A jumper rider’s psoas muscles need to be very responsive to the changing position of a balanced rider as s/he follows the movement of the horse over a jump, shortening, lengthening, then shortening again very quickly – see photos below, and take particular note of the opening and closing of the rider’s hip angle as she follows the movement of the jumping horse. The psoas muscles can become very tight, since they are contracted most of the time in a two-point seat, and this tightness not only limits the rider’s ability to follow the movement of the horse, but often also contributes to a sore and strained lower back.

Psoas muscles are medium contracted (blue line)
Psoas at their greatest contraction (blue line)
Psoas lengthen (blue line) as angle of rider’s hip accommodates movement of the mare’s body as she is preparing to land.
Psoas at their longest (blue line) as the rider is almost standing vertically while balancing over the mare’s center of gravity as she lands.

The role of the psoas as “emotional muscles:”

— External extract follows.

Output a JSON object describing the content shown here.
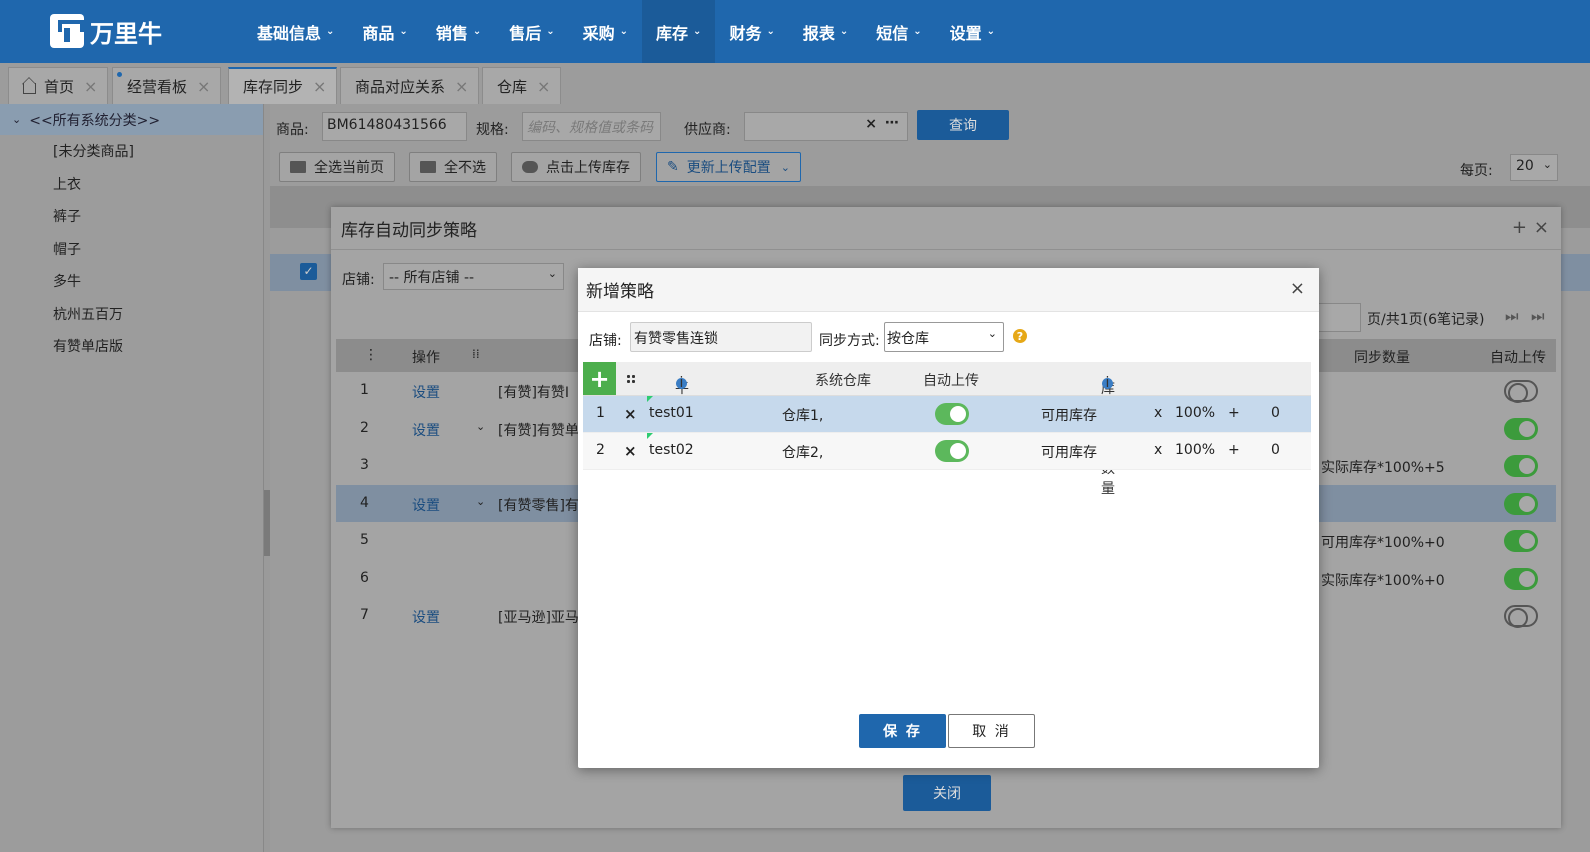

The psoas muscles are engaged when one is running or kicking, bringing the knees up in both actions, and are activated during the flight or fight response. Because of their role in avoiding or counteracting danger, the psoas are “emotional muscles,” meaning that they involuntarily contract when we feel under stress. Most of the contemporary stress we face is not life threatening, yet our bodies evolved to help us either get away or fight off a threat, and these same bodies haven’t quite caught up to the world of mental stress in which we find ourselves now; thus, our psoas muscles tend to continually be tensed. There is always the possibility of falling off when one is riding, and if one is at all nervous, the psoas will involuntarily tighten, causing the rider to curl into a fetal position. A sensitive horse feels this muscle movement and fearful energy, and, taking his cue from the rider, will become anxious, leading to a downward spiral that might end in a bucking horse and a panicked rider that is now sure to be ejected from the saddle.

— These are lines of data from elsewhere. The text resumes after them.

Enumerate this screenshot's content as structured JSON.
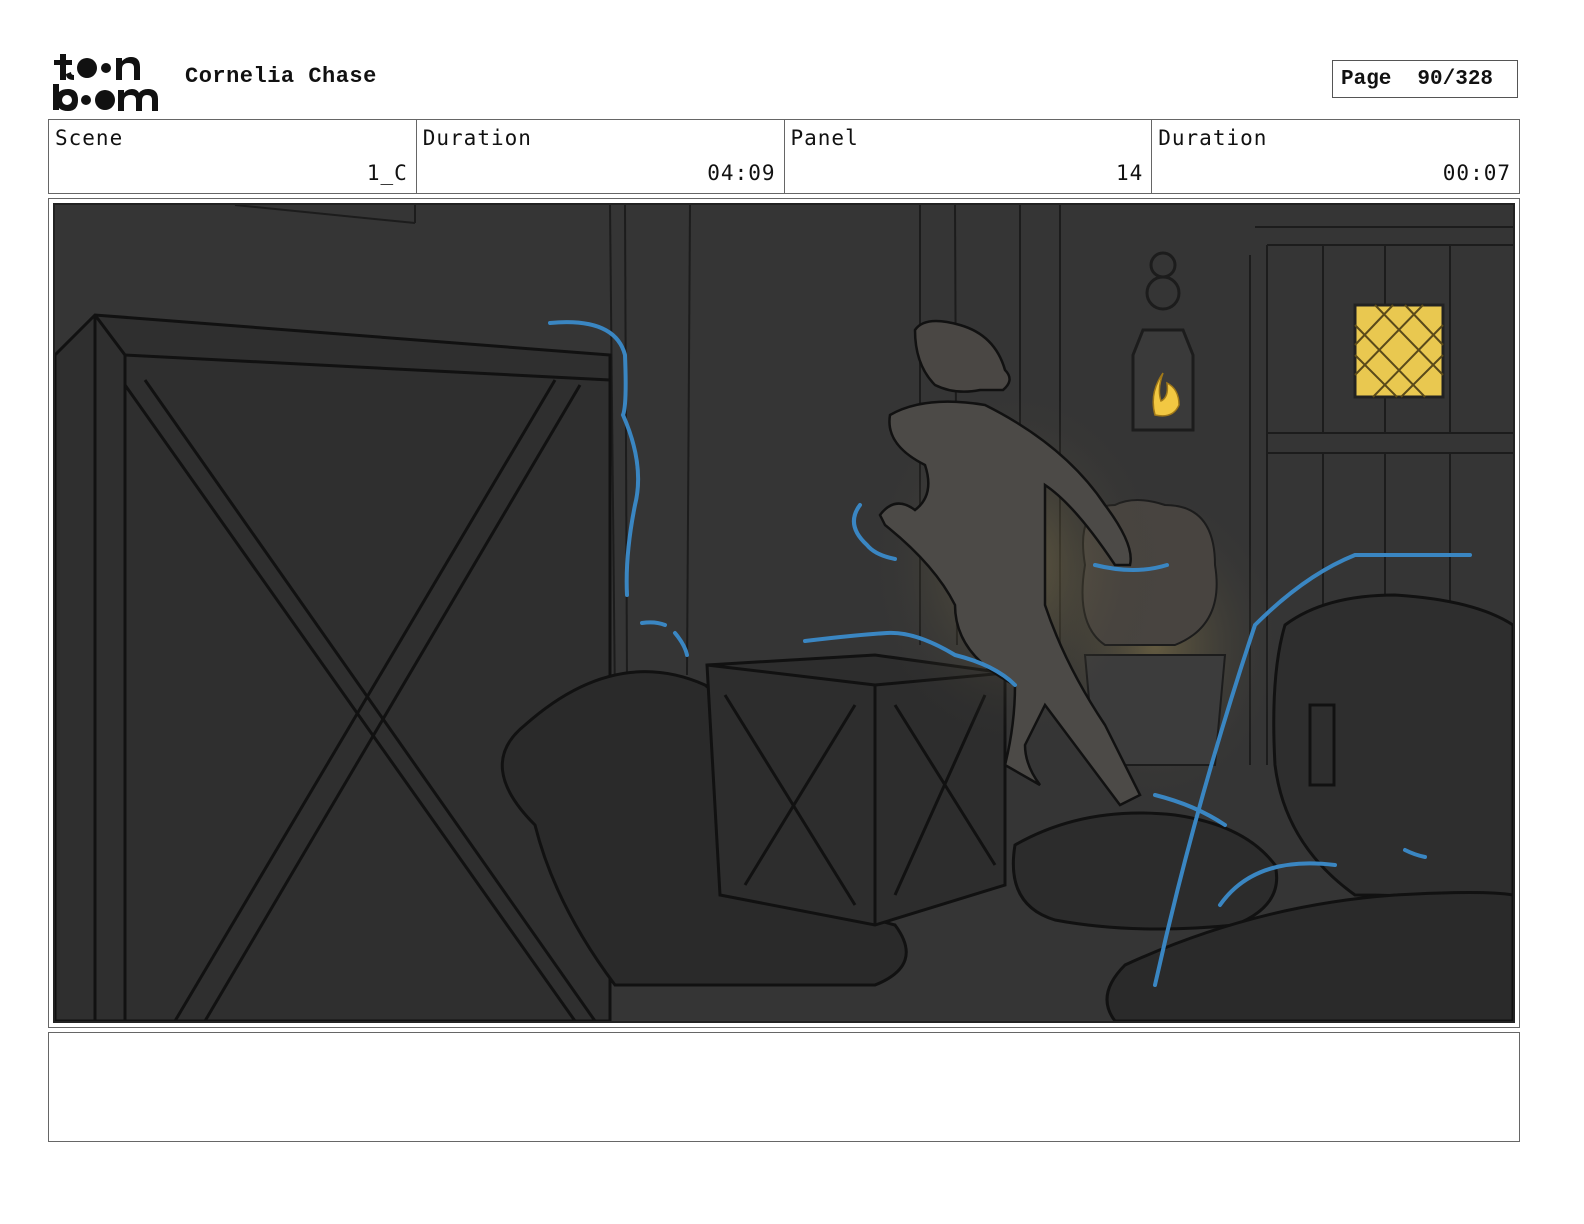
{
  "header": {
    "logo_text": "toon boom",
    "project_title": "Cornelia Chase",
    "page_label": "Page",
    "page_number": "90/328"
  },
  "info": {
    "scene_label": "Scene",
    "scene_value": "1_C",
    "scene_duration_label": "Duration",
    "scene_duration_value": "04:09",
    "panel_label": "Panel",
    "panel_value": "14",
    "panel_duration_label": "Duration",
    "panel_duration_value": "00:07"
  },
  "notes": {
    "text": ""
  },
  "colors": {
    "background_dark": "#333333",
    "sketch_line": "#111111",
    "motion_lines": "#3a86c2",
    "warm_light": "#f2d35c"
  }
}
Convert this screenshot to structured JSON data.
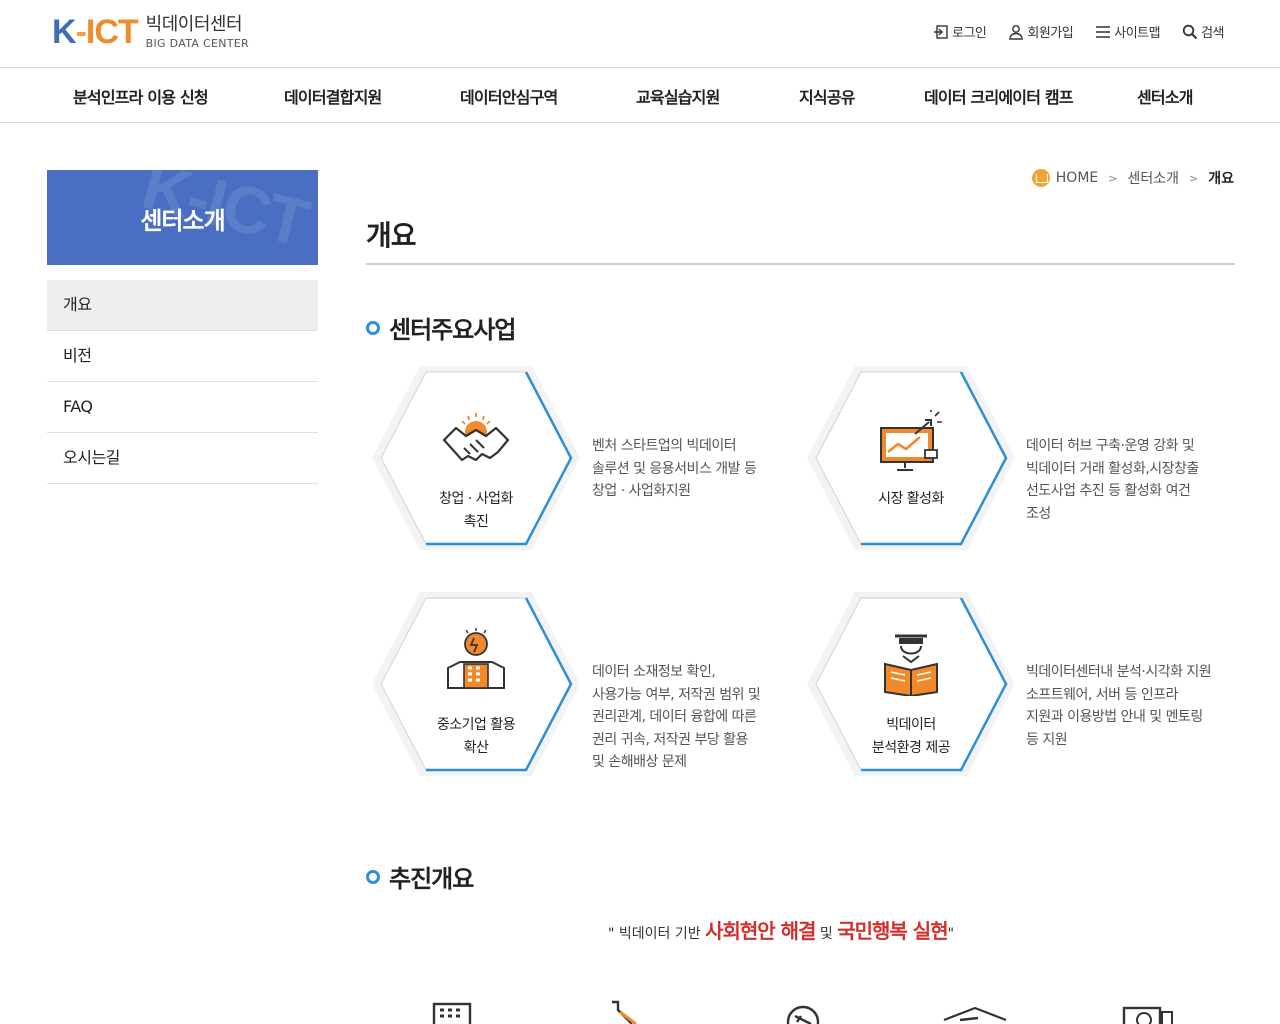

The rider’s psoas tightens (blue arrow) in response to fear, and pulls the body towards a fetal position (red arrows), usually accompanied by the rider holding onto the horse’s mouth to try and stay on board (we will not go so far as to demonstrate the bucking horse scenario…).

The tyranny of the modern lifestyle on the psoas:

Unfortunately, most of us, even those of us that are quite active, sit in chairs and cars for hours every day. Coupled with daily stress (see above), this position causes the psoas to shorten, eventually leading to chronically short, tight and unresponsive muscles. What makes matters more challenging is that the right and left psoas muscles are likely to be different in their level of tightness, leading to different level of pulling on the power spine, and possible hip misalignment. For example, most cars now have an automatic transmission, meaning that we only use our right leg to step on the break and gas – the psoas is one of the main muscles that lifts the leg up off the pedals; think about how often we repeat that action in a day – week – month…. Furthermore, how many riders mount their horses only from the left side?  The effect on the horse aside (although, it is an important one), how does that affect musculature and coordination?

Part two of this series provides asanas (poses) for stretching and toning the psoas muscles.